Like the debtors at the other end of the wealth scale, the upper income/higher net worth quintiles benefit from dollar devaluation, as their leveraged investments can be more easily paid off and their non-dollar-denominated investments keep pace with, or grow ahead of, their earlier nominal dollar value.
Not so for the middle-income quintile: illustrate how such policies are designed to extract wealth to government from the very same middle-income quintile which typical politicians claim to be "defending". In the last decade alone, the Fed has diminished the dollar by 30 cents.
Like most other states, Vermont depends heavily on real estate values to generate the property taxes which pay for public education. Advocates of ever growing per-pupil spending levels are happy with a deliberately inflationary policy raising the nominal value of all that taxable real estate even more than any typical Consumer Price Index dollar-value-deflator indicates.
Here's a typical example of the above: the 1960 dollar, according to the Economic History website calculator, today matches $7.24; but the little house we bought for $18,000 then is worth almost $400,000 now. That's a multiplier not of approximately seven but of approximately 20, pleasing results for those who invested in real estate rather than savings accounts-equally pleasing for those who tax it for government spending.
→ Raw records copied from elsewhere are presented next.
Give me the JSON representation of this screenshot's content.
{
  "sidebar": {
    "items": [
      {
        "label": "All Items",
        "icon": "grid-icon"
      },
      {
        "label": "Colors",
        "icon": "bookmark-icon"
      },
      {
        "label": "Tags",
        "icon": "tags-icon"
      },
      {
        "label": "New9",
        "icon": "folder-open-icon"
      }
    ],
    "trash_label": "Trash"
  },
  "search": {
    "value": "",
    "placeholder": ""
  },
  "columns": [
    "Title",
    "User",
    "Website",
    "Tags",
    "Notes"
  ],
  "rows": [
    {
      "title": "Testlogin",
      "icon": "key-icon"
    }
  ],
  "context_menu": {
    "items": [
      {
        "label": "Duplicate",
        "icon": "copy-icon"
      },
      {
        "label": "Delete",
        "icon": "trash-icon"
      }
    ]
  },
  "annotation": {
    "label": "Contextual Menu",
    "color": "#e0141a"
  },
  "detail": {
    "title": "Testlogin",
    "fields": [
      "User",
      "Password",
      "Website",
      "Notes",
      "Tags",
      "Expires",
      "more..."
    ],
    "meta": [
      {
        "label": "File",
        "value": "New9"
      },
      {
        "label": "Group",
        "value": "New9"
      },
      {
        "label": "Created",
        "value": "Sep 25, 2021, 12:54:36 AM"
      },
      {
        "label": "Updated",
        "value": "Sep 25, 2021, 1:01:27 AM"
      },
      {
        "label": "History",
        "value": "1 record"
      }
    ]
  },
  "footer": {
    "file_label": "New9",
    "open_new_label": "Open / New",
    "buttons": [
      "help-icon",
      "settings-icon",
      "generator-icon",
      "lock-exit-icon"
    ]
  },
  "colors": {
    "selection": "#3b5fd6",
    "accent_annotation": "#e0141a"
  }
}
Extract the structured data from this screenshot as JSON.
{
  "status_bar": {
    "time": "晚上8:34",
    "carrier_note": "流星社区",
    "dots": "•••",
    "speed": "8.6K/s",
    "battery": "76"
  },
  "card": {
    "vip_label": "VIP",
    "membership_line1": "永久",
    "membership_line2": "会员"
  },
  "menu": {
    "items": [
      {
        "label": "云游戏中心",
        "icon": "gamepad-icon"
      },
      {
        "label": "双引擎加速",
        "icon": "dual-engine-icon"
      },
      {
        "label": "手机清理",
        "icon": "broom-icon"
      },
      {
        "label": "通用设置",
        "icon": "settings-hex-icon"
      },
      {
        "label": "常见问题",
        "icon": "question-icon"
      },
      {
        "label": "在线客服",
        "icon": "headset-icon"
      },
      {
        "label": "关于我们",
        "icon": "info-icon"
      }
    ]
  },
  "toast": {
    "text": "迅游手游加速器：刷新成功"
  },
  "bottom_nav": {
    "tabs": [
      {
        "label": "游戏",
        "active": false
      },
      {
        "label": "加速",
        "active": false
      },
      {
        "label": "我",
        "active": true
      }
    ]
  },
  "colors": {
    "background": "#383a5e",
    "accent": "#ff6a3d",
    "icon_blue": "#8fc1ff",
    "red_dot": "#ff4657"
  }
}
Assuming rates have remained constant (actually, they're up), they're taking 20 times as much in the feudal annual rental-due-to-government from supposed free-hold landowners.
Another facet of the current economic picture: trustfunder "rural homesteaders", who now dominate Vermont politics, frequently (anecdotal information, no statistics) arrange to have their large purchases, such as land, McMansion, Prius towncar, boat, kids' college-funded directly by their trusts while they report near poverty level personal incomes, to qualify for various low tax-bracket, tax-abatement benefits, thus illustrating the skillful personal capitalism of avowed anti-capitalists.
Retired Vermont architect Martin Harris observes Green Mountain State politics from a safe distance-Tennessee.